I’m stunned. Why do we let these small towns wait? Can’t we mount a campaign to build the renewable energy here? Why not? Men and women are all waiting for good work and no work could be more useful than transforming the workers of extractive industries into workers making a livelihood in the future renewable industries.

Save the lives and the land in one fell swoop. Why doesn’t America dare to dream to go where we have never gone before?

Saving Up Solstice for Aches and Pains

Great Basin small pic

You Just Can’t Make A Place Like This Up…

Today is the summer solstice. On Wednesday we depart northbound. Our track will be to Lakeview, Oregon. From this frontier on the California border we will continue into vast Great Basin regions of Eastern Oregon.

Our ultimate destination is the 30th Edition of The Edmonton International Street Performers Festival. But, we have roads to travel and friends to see before we arrive. And then there’s the hot springs we’ll sample along the trail too. And then there is the matter of the world between Emeryville and Edmonton. There a place’s we’ll want to pull over and get out from behind the wheel and sit and let what we find there soak into our bones.

I’ll try and be faithful to my discipline. I’ll juggle each day some. I’ll write as much as I can.

“He gazed off into the distances and saw the grand scale of places seldom touched by travelers. His problems diminished in this frame, as measured by geologic time. He paused to consider that ancient oceans had once drowned out most of what he was in. When measured by that, his broken heart seemed insignificant and lost love infinitesimal. The world was a bigger mystery. Chance weaves through fate and things unfold in surprise, beyond what can be imagined.”

Those lines come by way of my first novel Highway Home.

“He pushed off from Burns and headed out toward the frontier, with Idaho in the vast, wild, open spaces beyond.
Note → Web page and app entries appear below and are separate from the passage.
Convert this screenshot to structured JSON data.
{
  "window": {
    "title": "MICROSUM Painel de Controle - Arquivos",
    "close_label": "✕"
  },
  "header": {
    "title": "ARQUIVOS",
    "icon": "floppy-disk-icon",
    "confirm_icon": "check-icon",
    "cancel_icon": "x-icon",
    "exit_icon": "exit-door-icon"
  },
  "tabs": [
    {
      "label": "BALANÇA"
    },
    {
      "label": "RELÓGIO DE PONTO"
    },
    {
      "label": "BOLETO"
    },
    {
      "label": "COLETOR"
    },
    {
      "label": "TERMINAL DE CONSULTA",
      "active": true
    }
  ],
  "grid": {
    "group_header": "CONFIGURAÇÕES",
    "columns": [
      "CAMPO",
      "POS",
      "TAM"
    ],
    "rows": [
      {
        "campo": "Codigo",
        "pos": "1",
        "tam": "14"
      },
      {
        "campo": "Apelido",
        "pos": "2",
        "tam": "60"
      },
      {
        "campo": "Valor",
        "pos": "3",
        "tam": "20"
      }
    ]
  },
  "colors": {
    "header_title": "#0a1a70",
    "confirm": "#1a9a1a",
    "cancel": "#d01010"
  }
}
Here swept out before Noel the boundless Great Basin Desert of the American West. Sagebrush saturated the land. Horizons stretched wide, and the contours of ridges, rims, and hills squatted low, shaved by ice, wind, and time. Here, east of Burns, at first appeared wasteland and despair. It reminded Noel of how he felt within his heart. At the same time there was a solitude to this place of a kind that was rare. Beyond this last gasp of farms the road began weaving through boulders and ridges and ran higher up off the immense and flat bottomlands. Noel took a dirt track off the highway and rolled amidst the boulders and red rocks into a small pull out where he’d camp for the night.”

My heartbroken hero searching to put the demons to rest for the night, there is an articulate kind of geological speech in the emptiness of this desert. There is a desolate beauty that can fortify a soul while stoking the torment and past sorrows. It is in this way a place that you can come to face the hard parts of inside yourself you don’t much care to think through. Still it is a melancholy that with time heals up the pain and hurt. You come here and you stop running from yourself. What gives way is the majesty of inner peace. The gloom gives way to the grandeur, one night you are nothing but misery and wake up the next and there’s nothing but wonder.

Solstice can be a place to begin and while Canada is where I aim to drive I’ll be pausing to bucket out the pond of things I’ve been throwing into the deep the last months. I suppose the thing is these are the big things that can give us perspective and put our own concerns in the right order.